The entries below are to be given back exactly, with images excluded.
***** MATERIAL SUPPLIED *****
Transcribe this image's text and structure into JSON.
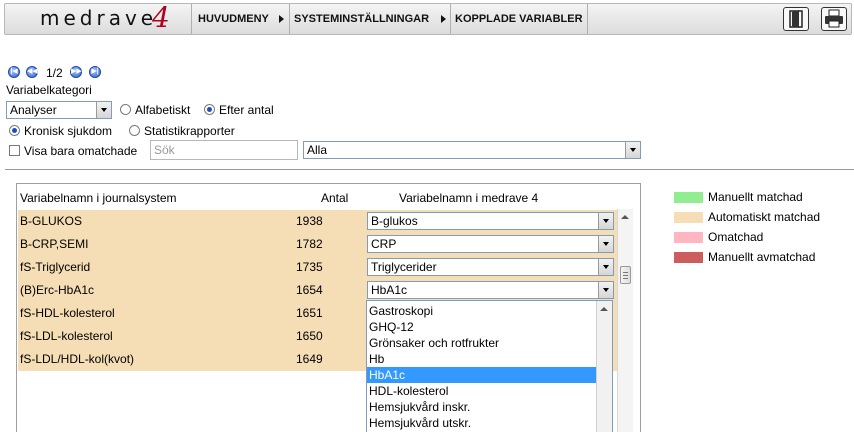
{
  "header": {
    "logo_text": "medrave",
    "logo_number": "4",
    "nav": [
      "HUVUDMENY",
      "SYSTEMINSTÄLLNINGAR",
      "KOPPLADE VARIABLER"
    ]
  },
  "pager": {
    "page_text": "1/2"
  },
  "filters": {
    "category_label": "Variabelkategori",
    "category_value": "Analyser",
    "sort_options": [
      "Alfabetiskt",
      "Efter antal"
    ],
    "sort_selected": "Efter antal",
    "source_options": [
      "Kronisk sjukdom",
      "Statistikrapporter"
    ],
    "source_selected": "Kronisk sjukdom",
    "unmatched_only_label": "Visa bara omatchade",
    "unmatched_only_checked": false,
    "search_placeholder": "Sök",
    "filter_value": "Alla"
  },
  "table": {
    "columns": [
      "Variabelnamn i journalsystem",
      "Antal",
      "Variabelnamn i medrave 4"
    ],
    "rows": [
      {
        "name": "B-GLUKOS",
        "count": "1938",
        "mapped": "B-glukos"
      },
      {
        "name": "B-CRP,SEMI",
        "count": "1782",
        "mapped": "CRP"
      },
      {
        "name": "fS-Triglycerid",
        "count": "1735",
        "mapped": "Triglycerider"
      },
      {
        "name": "(B)Erc-HbA1c",
        "count": "1654",
        "mapped": "HbA1c"
      },
      {
        "name": "fS-HDL-kolesterol",
        "count": "1651",
        "mapped": ""
      },
      {
        "name": "fS-LDL-kolesterol",
        "count": "1650",
        "mapped": ""
      },
      {
        "name": "fS-LDL/HDL-kol(kvot)",
        "count": "1649",
        "mapped": ""
      }
    ]
  },
  "open_dropdown": {
    "options": [
      "Gastroskopi",
      "GHQ-12",
      "Grönsaker och rotfrukter",
      "Hb",
      "HbA1c",
      "HDL-kolesterol",
      "Hemsjukvård inskr.",
      "Hemsjukvård utskr."
    ],
    "selected": "HbA1c"
  },
  "legend": [
    {
      "label": "Manuellt matchad",
      "color": "#90ee90"
    },
    {
      "label": "Automatiskt matchad",
      "color": "#f5ddb5"
    },
    {
      "label": "Omatchad",
      "color": "#ffb6c1"
    },
    {
      "label": "Manuellt avmatchad",
      "color": "#cd5c5c"
    }
  ]
}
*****
SOLUTION:
Transcribe this image's text and structure into JSON.
{
  "header": {
    "logo_text": "medrave",
    "logo_number": "4",
    "nav": [
      "HUVUDMENY",
      "SYSTEMINSTÄLLNINGAR",
      "KOPPLADE VARIABLER"
    ]
  },
  "pager": {
    "page_text": "1/2"
  },
  "filters": {
    "category_label": "Variabelkategori",
    "category_value": "Analyser",
    "sort_options": [
      "Alfabetiskt",
      "Efter antal"
    ],
    "sort_selected": "Efter antal",
    "source_options": [
      "Kronisk sjukdom",
      "Statistikrapporter"
    ],
    "source_selected": "Kronisk sjukdom",
    "unmatched_only_label": "Visa bara omatchade",
    "unmatched_only_checked": false,
    "search_placeholder": "Sök",
    "filter_value": "Alla"
  },
  "table": {
    "columns": [
      "Variabelnamn i journalsystem",
      "Antal",
      "Variabelnamn i medrave 4"
    ],
    "rows": [
      {
        "name": "B-GLUKOS",
        "count": "1938",
        "mapped": "B-glukos"
      },
      {
        "name": "B-CRP,SEMI",
        "count": "1782",
        "mapped": "CRP"
      },
      {
        "name": "fS-Triglycerid",
        "count": "1735",
        "mapped": "Triglycerider"
      },
      {
        "name": "(B)Erc-HbA1c",
        "count": "1654",
        "mapped": "HbA1c"
      },
      {
        "name": "fS-HDL-kolesterol",
        "count": "1651",
        "mapped": ""
      },
      {
        "name": "fS-LDL-kolesterol",
        "count": "1650",
        "mapped": ""
      },
      {
        "name": "fS-LDL/HDL-kol(kvot)",
        "count": "1649",
        "mapped": ""
      }
    ]
  },
  "open_dropdown": {
    "options": [
      "Gastroskopi",
      "GHQ-12",
      "Grönsaker och rotfrukter",
      "Hb",
      "HbA1c",
      "HDL-kolesterol",
      "Hemsjukvård inskr.",
      "Hemsjukvård utskr."
    ],
    "selected": "HbA1c"
  },
  "legend": [
    {
      "label": "Manuellt matchad",
      "color": "#90ee90"
    },
    {
      "label": "Automatiskt matchad",
      "color": "#f5ddb5"
    },
    {
      "label": "Omatchad",
      "color": "#ffb6c1"
    },
    {
      "label": "Manuellt avmatchad",
      "color": "#cd5c5c"
    }
  ]
}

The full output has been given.